**The task:**
Repeat the records below word for word.

**Data to process:**
-------
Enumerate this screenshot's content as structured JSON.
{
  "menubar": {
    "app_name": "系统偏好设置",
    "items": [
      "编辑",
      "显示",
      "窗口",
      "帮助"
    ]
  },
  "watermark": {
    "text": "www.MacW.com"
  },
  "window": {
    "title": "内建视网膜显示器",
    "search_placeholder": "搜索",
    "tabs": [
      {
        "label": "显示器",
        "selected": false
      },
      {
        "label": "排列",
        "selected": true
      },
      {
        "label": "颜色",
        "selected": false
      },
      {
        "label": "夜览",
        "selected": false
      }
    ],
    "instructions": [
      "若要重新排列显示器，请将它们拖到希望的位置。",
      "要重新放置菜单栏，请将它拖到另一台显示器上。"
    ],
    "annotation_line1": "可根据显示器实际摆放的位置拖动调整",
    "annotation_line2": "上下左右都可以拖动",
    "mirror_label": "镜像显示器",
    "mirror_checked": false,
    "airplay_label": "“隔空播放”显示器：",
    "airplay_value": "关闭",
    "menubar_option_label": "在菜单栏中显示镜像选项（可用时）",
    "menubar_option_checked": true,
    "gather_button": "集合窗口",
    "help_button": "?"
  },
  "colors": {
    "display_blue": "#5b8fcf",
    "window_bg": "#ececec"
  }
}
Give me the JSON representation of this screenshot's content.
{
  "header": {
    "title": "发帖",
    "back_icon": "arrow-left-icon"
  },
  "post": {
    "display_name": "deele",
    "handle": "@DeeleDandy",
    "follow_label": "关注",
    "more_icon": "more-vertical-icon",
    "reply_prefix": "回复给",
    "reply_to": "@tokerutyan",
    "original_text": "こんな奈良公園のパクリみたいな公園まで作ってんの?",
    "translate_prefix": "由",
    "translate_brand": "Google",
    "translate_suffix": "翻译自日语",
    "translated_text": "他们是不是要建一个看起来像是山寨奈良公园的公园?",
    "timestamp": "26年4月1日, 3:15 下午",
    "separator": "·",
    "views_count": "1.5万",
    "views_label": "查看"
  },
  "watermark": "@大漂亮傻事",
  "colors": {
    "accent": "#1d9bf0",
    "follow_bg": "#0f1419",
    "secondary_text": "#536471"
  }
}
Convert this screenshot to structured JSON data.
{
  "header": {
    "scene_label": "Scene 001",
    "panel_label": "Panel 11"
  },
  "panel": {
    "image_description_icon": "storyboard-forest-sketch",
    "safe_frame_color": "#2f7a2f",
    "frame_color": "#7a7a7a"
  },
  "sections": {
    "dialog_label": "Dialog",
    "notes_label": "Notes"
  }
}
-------
**Written reply:**
Enumerate this screenshot's content as structured JSON.
{
  "menubar": {
    "app_name": "系统偏好设置",
    "items": [
      "编辑",
      "显示",
      "窗口",
      "帮助"
    ]
  },
  "watermark": {
    "text": "www.MacW.com"
  },
  "window": {
    "title": "内建视网膜显示器",
    "search_placeholder": "搜索",
    "tabs": [
      {
        "label": "显示器",
        "selected": false
      },
      {
        "label": "排列",
        "selected": true
      },
      {
        "label": "颜色",
        "selected": false
      },
      {
        "label": "夜览",
        "selected": false
      }
    ],
    "instructions": [
      "若要重新排列显示器，请将它们拖到希望的位置。",
      "要重新放置菜单栏，请将它拖到另一台显示器上。"
    ],
    "annotation_line1": "可根据显示器实际摆放的位置拖动调整",
    "annotation_line2": "上下左右都可以拖动",
    "mirror_label": "镜像显示器",
    "mirror_checked": false,
    "airplay_label": "“隔空播放”显示器：",
    "airplay_value": "关闭",
    "menubar_option_label": "在菜单栏中显示镜像选项（可用时）",
    "menubar_option_checked": true,
    "gather_button": "集合窗口",
    "help_button": "?"
  },
  "colors": {
    "display_blue": "#5b8fcf",
    "window_bg": "#ececec"
  }
}
Give me the JSON representation of this screenshot's content.
{
  "header": {
    "title": "发帖",
    "back_icon": "arrow-left-icon"
  },
  "post": {
    "display_name": "deele",
    "handle": "@DeeleDandy",
    "follow_label": "关注",
    "more_icon": "more-vertical-icon",
    "reply_prefix": "回复给",
    "reply_to": "@tokerutyan",
    "original_text": "こんな奈良公園のパクリみたいな公園まで作ってんの?",
    "translate_prefix": "由",
    "translate_brand": "Google",
    "translate_suffix": "翻译自日语",
    "translated_text": "他们是不是要建一个看起来像是山寨奈良公园的公园?",
    "timestamp": "26年4月1日, 3:15 下午",
    "separator": "·",
    "views_count": "1.5万",
    "views_label": "查看"
  },
  "watermark": "@大漂亮傻事",
  "colors": {
    "accent": "#1d9bf0",
    "follow_bg": "#0f1419",
    "secondary_text": "#536471"
  }
}
Convert this screenshot to structured JSON data.
{
  "header": {
    "scene_label": "Scene 001",
    "panel_label": "Panel 11"
  },
  "panel": {
    "image_description_icon": "storyboard-forest-sketch",
    "safe_frame_color": "#2f7a2f",
    "frame_color": "#7a7a7a"
  },
  "sections": {
    "dialog_label": "Dialog",
    "notes_label": "Notes"
  }
}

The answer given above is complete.